There would be some symmetry to Fox using Catholic 7 basketball as a bedrock of its newly founded sports network. Some other upstart cable television network did that with Big East basketball in the late 1970s and early 1980s. It seemed to be a pretty good formula for ESPN.
The other leading candidate would be NBC/Comcast, which made a huge bid for the Pac-12 that ultimately ended up forging an unlikely alliance between Fox and ESPN. NBC/Comcast is certainly interested, as they been a persistent factor in the race for Big East programming before things began to fall apart in that league.
Could Fox buy it all and sell some off to other places? That seems feasible. Could there be a multi-network deal? That’s highly possible as well.
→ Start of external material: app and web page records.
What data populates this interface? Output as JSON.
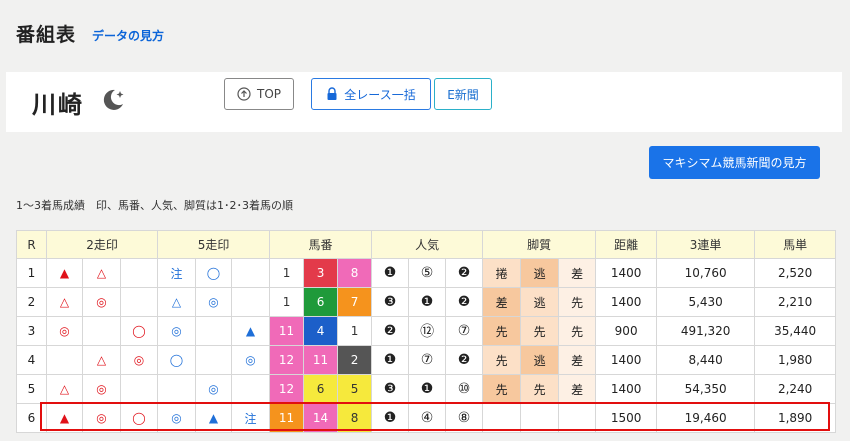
{
  "header": {
    "title": "番組表",
    "link": "データの見方"
  },
  "venue": {
    "name": "川崎",
    "icon": "night-moon-icon"
  },
  "buttons": {
    "top": "TOP",
    "all_race": "全レース一括",
    "e_newspaper": "E新聞",
    "maxim_guide": "マキシマム競馬新聞の見方"
  },
  "note": "1〜3着馬成績　印、馬番、人気、脚質は1･2･3着馬の順",
  "table": {
    "headers": [
      "R",
      "2走印",
      "5走印",
      "馬番",
      "人気",
      "脚質",
      "距離",
      "3連単",
      "馬単"
    ],
    "rows": [
      {
        "r": "1",
        "m2": [
          "▲",
          "△",
          ""
        ],
        "m5": [
          "注",
          "◯",
          ""
        ],
        "num": [
          "1",
          "3",
          "8"
        ],
        "pop": [
          "❶",
          "⑤",
          "❷"
        ],
        "style": [
          "捲",
          "逃",
          "差"
        ],
        "dist": "1400",
        "tri": "10,760",
        "exa": "2,520"
      },
      {
        "r": "2",
        "m2": [
          "△",
          "◎",
          ""
        ],
        "m5": [
          "△",
          "◎",
          ""
        ],
        "num": [
          "1",
          "6",
          "7"
        ],
        "pop": [
          "❸",
          "❶",
          "❷"
        ],
        "style": [
          "差",
          "逃",
          "先"
        ],
        "dist": "1400",
        "tri": "5,430",
        "exa": "2,210"
      },
      {
        "r": "3",
        "m2": [
          "◎",
          "",
          "◯"
        ],
        "m5": [
          "◎",
          "",
          "▲"
        ],
        "num": [
          "11",
          "4",
          "1"
        ],
        "pop": [
          "❷",
          "⑫",
          "⑦"
        ],
        "style": [
          "先",
          "先",
          "先"
        ],
        "dist": "900",
        "tri": "491,320",
        "exa": "35,440"
      },
      {
        "r": "4",
        "m2": [
          "",
          "△",
          "◎"
        ],
        "m5": [
          "◯",
          "",
          "◎"
        ],
        "num": [
          "12",
          "11",
          "2"
        ],
        "pop": [
          "❶",
          "⑦",
          "❷"
        ],
        "style": [
          "先",
          "逃",
          "差"
        ],
        "dist": "1400",
        "tri": "8,440",
        "exa": "1,980"
      },
      {
        "r": "5",
        "m2": [
          "△",
          "◎",
          ""
        ],
        "m5": [
          "",
          "◎",
          ""
        ],
        "num": [
          "12",
          "6",
          "5"
        ],
        "pop": [
          "❸",
          "❶",
          "⑩"
        ],
        "style": [
          "先",
          "先",
          "差"
        ],
        "dist": "1400",
        "tri": "54,350",
        "exa": "2,240"
      },
      {
        "r": "6",
        "m2": [
          "▲",
          "◎",
          "◯"
        ],
        "m5": [
          "◎",
          "▲",
          "注"
        ],
        "num": [
          "11",
          "14",
          "8"
        ],
        "pop": [
          "❶",
          "④",
          "⑧"
        ],
        "style": [
          "",
          "",
          ""
        ],
        "dist": "1500",
        "tri": "19,460",
        "exa": "1,890"
      }
    ]
  },
  "colors": {
    "accent": "#1a73e8",
    "highlight": "#e20e0e",
    "header_bg": "#fdfad8"
  }
}
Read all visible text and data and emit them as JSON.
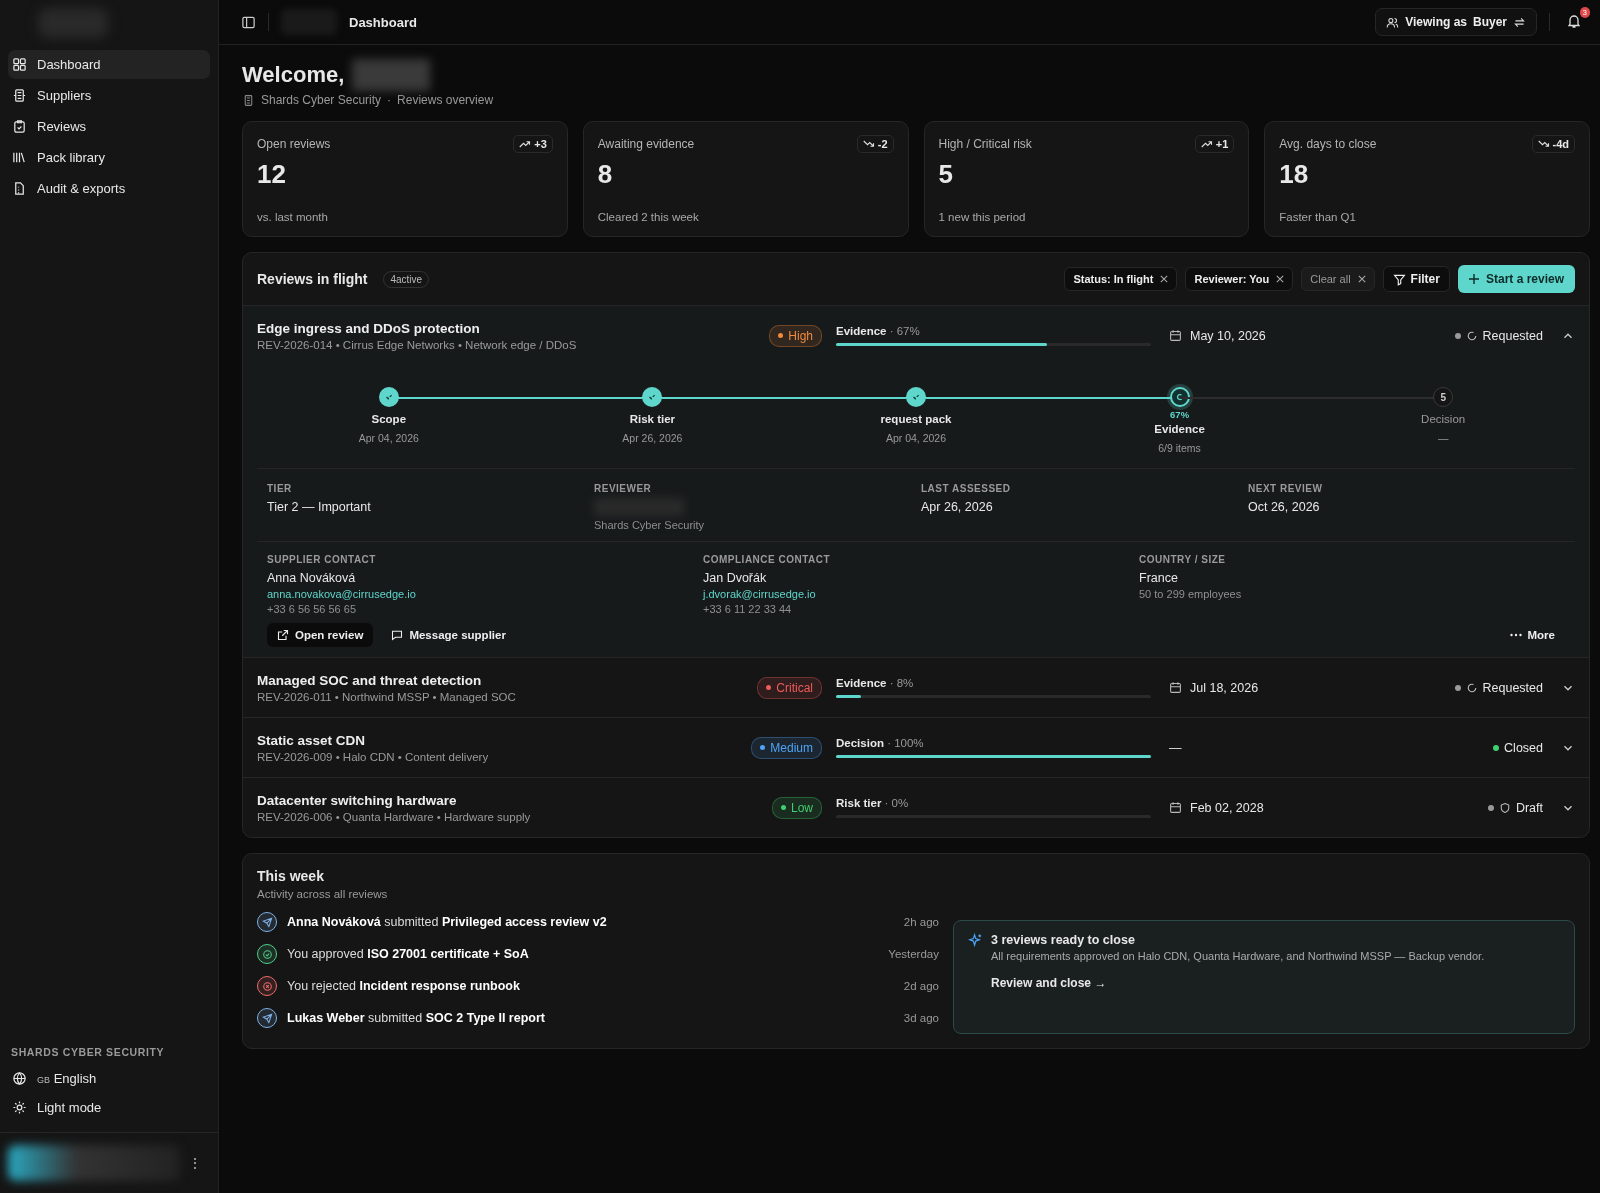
{
  "sidebar": {
    "items": [
      {
        "label": "Dashboard",
        "selected": true
      },
      {
        "label": "Suppliers",
        "selected": false
      },
      {
        "label": "Reviews",
        "selected": false
      },
      {
        "label": "Pack library",
        "selected": false
      },
      {
        "label": "Audit & exports",
        "selected": false
      }
    ],
    "org_heading": "SHARDS CYBER SECURITY",
    "footer_items": [
      {
        "label": "English",
        "prefix": "GB"
      },
      {
        "label": "Light mode"
      }
    ],
    "user_menu": "⋮"
  },
  "header": {
    "title": "Dashboard",
    "viewing_as": "Viewing as",
    "role": "Buyer",
    "notifications": "3"
  },
  "welcome": {
    "title": "Welcome,",
    "org": "Shards Cyber Security",
    "separator": "·",
    "subtitle": "Reviews  overview"
  },
  "stats": [
    {
      "label": "Open reviews",
      "value": "12",
      "note": "vs. last month",
      "delta": "+3",
      "rising": true
    },
    {
      "label": "Awaiting evidence",
      "value": "8",
      "note": "Cleared 2 this week",
      "delta": "-2",
      "rising": false
    },
    {
      "label": "High / Critical risk",
      "value": "5",
      "note": "1 new this period",
      "delta": "+1",
      "rising": true
    },
    {
      "label": "Avg. days to close",
      "value": "18",
      "note": "Faster than Q1",
      "delta": "-4d",
      "rising": false
    }
  ],
  "reviews": {
    "title": "Reviews in flight",
    "count": "4active",
    "filters": [
      {
        "label": "Status: In flight",
        "kind": "chip"
      },
      {
        "label": "Reviewer: You",
        "kind": "chip"
      },
      {
        "label": "Clear all",
        "kind": "clear"
      }
    ],
    "filter_button": "Filter",
    "start_button": "Start a review",
    "rows": [
      {
        "title": "Edge ingress and DDoS protection",
        "meta": "REV-2026-014 • Cirrus Edge Networks • Network edge / DDoS",
        "risk": "High",
        "color": "#f08a3c",
        "stage": "Evidence",
        "percent": "· 67%",
        "level": 0.67,
        "date": "May 10, 2026",
        "status": "Requested",
        "kind": "requested",
        "expanded": true,
        "steps": [
          {
            "label": "Scope",
            "sub": "Apr 04, 2026",
            "kind": "done"
          },
          {
            "label": "Risk tier",
            "sub": "Apr 26, 2026",
            "kind": "done"
          },
          {
            "label": "request pack",
            "sub": "Apr 04, 2026",
            "kind": "done"
          },
          {
            "label": "Evidence",
            "sub": "6/9 items",
            "kind": "current",
            "percent": "67%"
          },
          {
            "label": "Decision",
            "sub": "—",
            "kind": "todo",
            "number": "5"
          }
        ],
        "facts": [
          {
            "label": "TIER",
            "value": "Tier 2 — Important"
          },
          {
            "label": "REVIEWER",
            "note": "Shards Cyber Security"
          },
          {
            "label": "LAST ASSESSED",
            "value": "Apr 26, 2026"
          },
          {
            "label": "NEXT REVIEW",
            "value": "Oct 26, 2026"
          }
        ],
        "contacts": [
          {
            "label": "SUPPLIER CONTACT",
            "name": "Anna Nováková",
            "email": "anna.novakova@cirrusedge.io",
            "phone": "+33 6 56 56 56 65"
          },
          {
            "label": "COMPLIANCE CONTACT",
            "name": "Jan Dvořák",
            "email": "j.dvorak@cirrusedge.io",
            "phone": "+33 6 11 22 33 44"
          },
          {
            "label": "COUNTRY / SIZE",
            "name": "France",
            "phone": "50 to 299 employees"
          }
        ],
        "actions": {
          "open": "Open  review",
          "message": "Message supplier",
          "more": "More"
        }
      },
      {
        "title": "Managed SOC and threat detection",
        "meta": "REV-2026-011 • Northwind MSSP • Managed SOC",
        "risk": "Critical",
        "color": "#ef5a5a",
        "stage": "Evidence",
        "percent": "· 8%",
        "level": 0.08,
        "date": "Jul 18, 2026",
        "status": "Requested",
        "kind": "requested",
        "expanded": false
      },
      {
        "title": "Static asset CDN",
        "meta": "REV-2026-009 • Halo CDN • Content delivery",
        "risk": "Medium",
        "color": "#4ea3f5",
        "stage": "Decision",
        "percent": "· 100%",
        "level": 1,
        "date": "—",
        "status": "Closed",
        "kind": "closed",
        "expanded": false
      },
      {
        "title": "Datacenter switching hardware",
        "meta": "REV-2026-006 • Quanta Hardware • Hardware supply",
        "risk": "Low",
        "color": "#3fcf6e",
        "stage": "Risk tier",
        "percent": "· 0%",
        "level": 0,
        "date": "Feb 02, 2028",
        "status": "Draft",
        "kind": "draft",
        "expanded": false
      }
    ]
  },
  "this_week": {
    "title": "This week",
    "subtitle": "Activity across all reviews",
    "activity": [
      {
        "text": "**Anna Nováková** submitted **Privileged access review v2**",
        "time": "2h ago",
        "kind": "submitted"
      },
      {
        "text": "You approved **ISO 27001 certificate + SoA**",
        "time": "Yesterday",
        "kind": "approved"
      },
      {
        "text": "You rejected **Incident response runbook**",
        "time": "2d ago",
        "kind": "rejected"
      },
      {
        "text": "**Lukas Weber** submitted **SOC 2 Type II report**",
        "time": "3d ago",
        "kind": "submitted"
      }
    ],
    "callout": {
      "title": "3 reviews ready to close",
      "text": "All requirements approved on Halo CDN, Quanta Hardware, and Northwind MSSP — Backup vendor.",
      "link": "Review and close →"
    }
  }
}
What would surprise people is that ESPN’s fingerprints were nowhere to be found on this Catholic 7 breakaway. The chances of them bidding for it — especially with the potential eye-popping price tag — are minimal. Could ESPN end up with some inventory? Sure. It could end up with a share if the Catholic 7 want to maintain a tie to ESPN. (There’s certainly some nostalgia from ESPN for Villanova, St. John’s and Georgetown). But for now, the chances of ESPN as the primary carrier of this league are slim. They’re already overloaded with regular-season basketball that gets minimal ratings. Why overpay for more?
When will this happen?
This is the most asked question in college sports right now because it impacts so many different schools’ schedules. The Catholic 7 league is expected to be playing by 2014-15. But there’s a chance that it could happen next year. How good of a chance? Estimates from sources range from a 15-percent chance to a 35-percent chance. But no one really knows.
There are a dizzying amount of factors in play here — the Catholic 7 doesn’t have a name, commissioner, television deal or even know who will be in it. There is a lucrative postseason tournament to figure out and inevitable issues over exit fees and NCAA unit distribution.
It would be a mad scramble to get things off the ground in the fall, considering that soccer practice (yes, all the other sports will be coming, too) starts in about seven months.
But the one factor that can’t be ignored is that the Big East’s basketball contract ends at the end of this season. It would be awkward to start a deal with a league for one year when it will look radically different the next.
Also, the Catholic 7 have got this far. What happens when the television pressure — say, to fill dead air on a newly formed sports network? — heats up.